The need to balance stats during character creation in Game of Thrones helps us create fully realized characters, not just hero templates.
Like most RPGs nowadays, Game of Thrones begins with a character creation screen where we get to choose a fighting style and skill set and so on. It’s very standard until you start to pick your “traits.” These are permanent modifiers named in such a way that it encourages us to think of our character as more than a collection of stats (“Ambidextrous,” “Honed Reflexes,” “Gifted”), but the best part about these choices is that once we’ve picked three positive traits, we have to pick three negative traits that permanently weaken our character.

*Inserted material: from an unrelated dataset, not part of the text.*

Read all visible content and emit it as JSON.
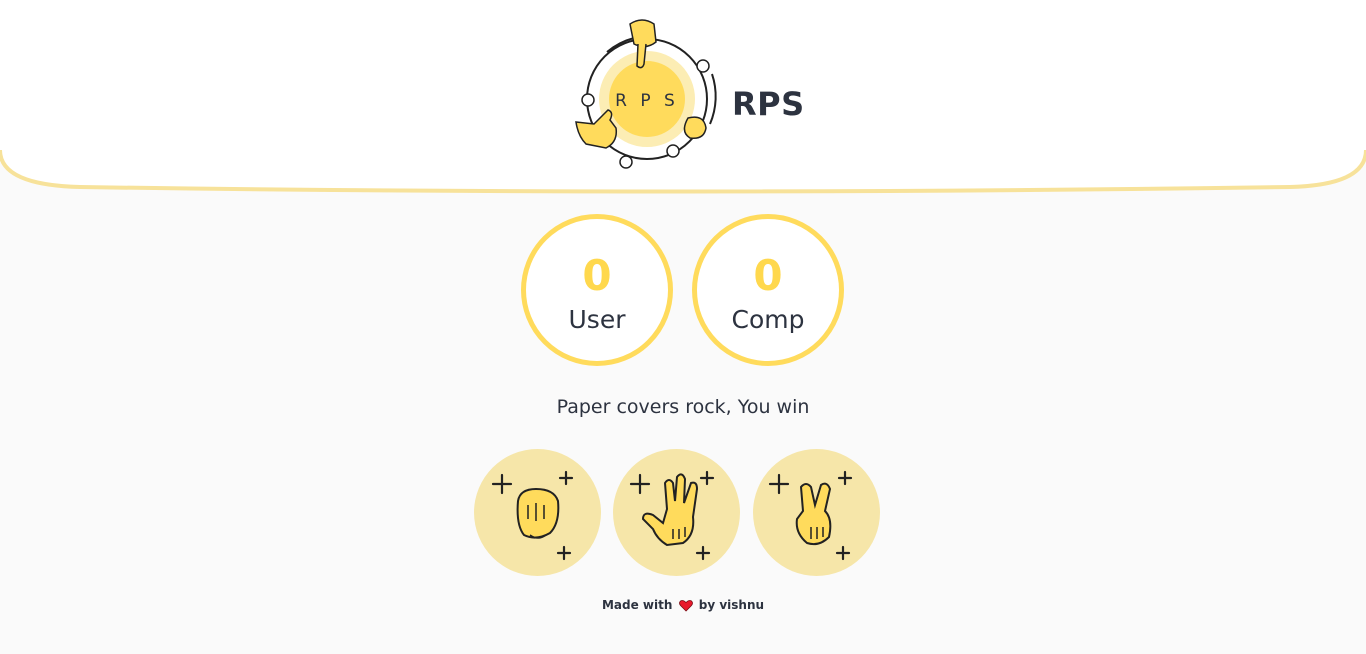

This forces the player to approach character creation in a very literal way. In other games, the mechanics of character creation limit us to choosing specific abilities from a group of abilities. This allows us to customize our character’s skill set, but skills aren’t the only thing that define a character. Such creation is very one sided because we’re only choosing what our character is good at. We’re only defining his or her positive aspects, and as a result, the character that exists on the creation screen is utterly boring. Characters in any story only become interesting once we see their flaws. By forcing us to define specific flaws at this early stage, the game forces us to flesh out our character’s personality and back story. Why these specific strengths and these specific weaknesses? The naming helps in this regard: “Hemophiliac,” “Paranoid,” “Collapsed Lung,” and “Inattentive” are all descriptions of personality and bodily characteristics as well as stat modifiers.
Usually this kind of internal character development happens during gameplay, when we’re interacting with people and the world reacts to us. There’s a back and forth to these interactions that allow us to discover our character’s likes and dislikes, make friends and enemies, and develop into a genuine character. There’s no similar kind of back and forth with a character creator. There’s no conflict or scenario that we can use to define personality or morality. So, that internal character development gets pushed back until we’re well into the game itself. Not so in Game of Thrones.

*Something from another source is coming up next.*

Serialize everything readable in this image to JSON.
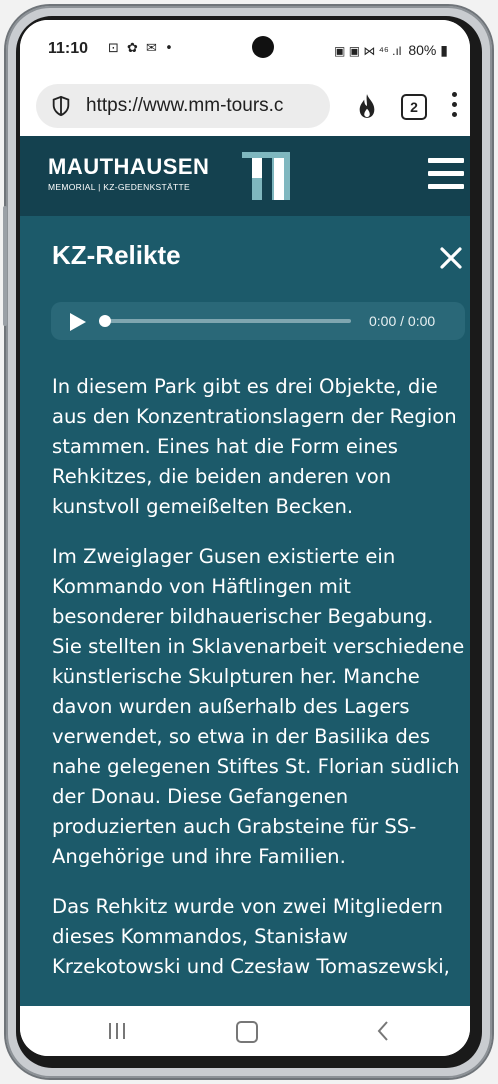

So Game of Thrones begins with a great twist on how we construct RPG characters, but sadly it doesn’t follow through with this idea as effectively as it could have. Over the course of the game, you’ll encounter situations that define your character to such a degree that a new trait gets added to your list. Track down some men of the Night’s Watch who took bribes to earn “Bloodhound,” which increases the damage of your dog. Defeat a group of traitors to earn “Unimpeachable Morals," which increases your damage resistance, and there are many more. However, while in the beginning I had to choose a balance between positive traits and negative traits (in other words, the core reason why this trait system is so interesting to begin with), these earned traits are only positive. You can’t earn a negative trait, and with that, the game throws off the balance that I worked so hard to create. It’s frustrating because RPGs are always playing with the idea of choice and consequence, and Game of Thrones had the potential to give my actions mechanical consequences as well as narrative consequences. It had the idea -- but only half of the execution.

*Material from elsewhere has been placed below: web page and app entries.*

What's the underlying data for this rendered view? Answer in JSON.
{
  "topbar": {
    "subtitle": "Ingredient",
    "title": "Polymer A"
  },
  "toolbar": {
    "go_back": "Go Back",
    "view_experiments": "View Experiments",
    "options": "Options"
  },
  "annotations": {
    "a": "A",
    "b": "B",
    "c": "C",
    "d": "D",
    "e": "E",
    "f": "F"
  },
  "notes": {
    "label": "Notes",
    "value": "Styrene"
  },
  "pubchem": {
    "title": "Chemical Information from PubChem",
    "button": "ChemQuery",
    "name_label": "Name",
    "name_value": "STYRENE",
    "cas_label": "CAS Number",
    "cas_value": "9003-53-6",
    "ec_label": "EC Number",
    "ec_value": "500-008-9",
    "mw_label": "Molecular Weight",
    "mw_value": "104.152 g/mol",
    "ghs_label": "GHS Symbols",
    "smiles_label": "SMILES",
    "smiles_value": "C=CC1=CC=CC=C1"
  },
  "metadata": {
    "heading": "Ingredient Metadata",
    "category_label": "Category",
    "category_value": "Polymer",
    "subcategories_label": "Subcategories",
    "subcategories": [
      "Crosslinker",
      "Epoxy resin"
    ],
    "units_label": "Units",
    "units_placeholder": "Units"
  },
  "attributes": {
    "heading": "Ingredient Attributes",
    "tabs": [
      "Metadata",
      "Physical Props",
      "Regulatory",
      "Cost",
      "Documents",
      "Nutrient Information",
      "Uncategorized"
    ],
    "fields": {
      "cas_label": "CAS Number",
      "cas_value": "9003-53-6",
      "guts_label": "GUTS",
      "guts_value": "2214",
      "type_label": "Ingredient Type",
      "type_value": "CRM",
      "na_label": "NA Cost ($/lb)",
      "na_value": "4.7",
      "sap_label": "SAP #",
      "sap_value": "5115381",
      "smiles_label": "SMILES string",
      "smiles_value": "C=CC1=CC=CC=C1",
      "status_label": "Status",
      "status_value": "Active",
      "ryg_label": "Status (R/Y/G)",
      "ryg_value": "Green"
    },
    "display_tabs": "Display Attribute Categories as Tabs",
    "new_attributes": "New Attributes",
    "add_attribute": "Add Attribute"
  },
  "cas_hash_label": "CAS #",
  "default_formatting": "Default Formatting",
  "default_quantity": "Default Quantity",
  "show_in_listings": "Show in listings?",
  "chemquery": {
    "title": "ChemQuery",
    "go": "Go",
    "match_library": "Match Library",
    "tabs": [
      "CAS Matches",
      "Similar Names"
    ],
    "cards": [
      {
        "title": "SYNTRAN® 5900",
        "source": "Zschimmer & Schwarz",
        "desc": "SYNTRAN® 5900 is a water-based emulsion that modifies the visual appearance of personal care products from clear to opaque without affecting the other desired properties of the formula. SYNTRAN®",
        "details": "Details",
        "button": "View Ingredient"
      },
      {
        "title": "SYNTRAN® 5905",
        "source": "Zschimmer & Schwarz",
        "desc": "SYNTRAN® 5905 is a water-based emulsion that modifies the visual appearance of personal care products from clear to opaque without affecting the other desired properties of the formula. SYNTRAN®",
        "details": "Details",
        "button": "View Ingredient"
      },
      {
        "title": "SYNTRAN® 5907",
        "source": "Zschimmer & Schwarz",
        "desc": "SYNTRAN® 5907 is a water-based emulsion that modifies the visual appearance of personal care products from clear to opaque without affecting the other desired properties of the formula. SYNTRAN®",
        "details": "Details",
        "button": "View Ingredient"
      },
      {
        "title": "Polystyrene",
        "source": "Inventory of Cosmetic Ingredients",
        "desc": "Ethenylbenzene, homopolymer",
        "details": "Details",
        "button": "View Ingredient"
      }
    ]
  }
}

These traits are an interesting system ultimately undone by poor balance, putting them right in line with the rest of the game, but at least there’s enough of an execution there for us to see this idea in action and to see that it works. Game of Thrones has an actual character creator within it, not just customizable faces and skills.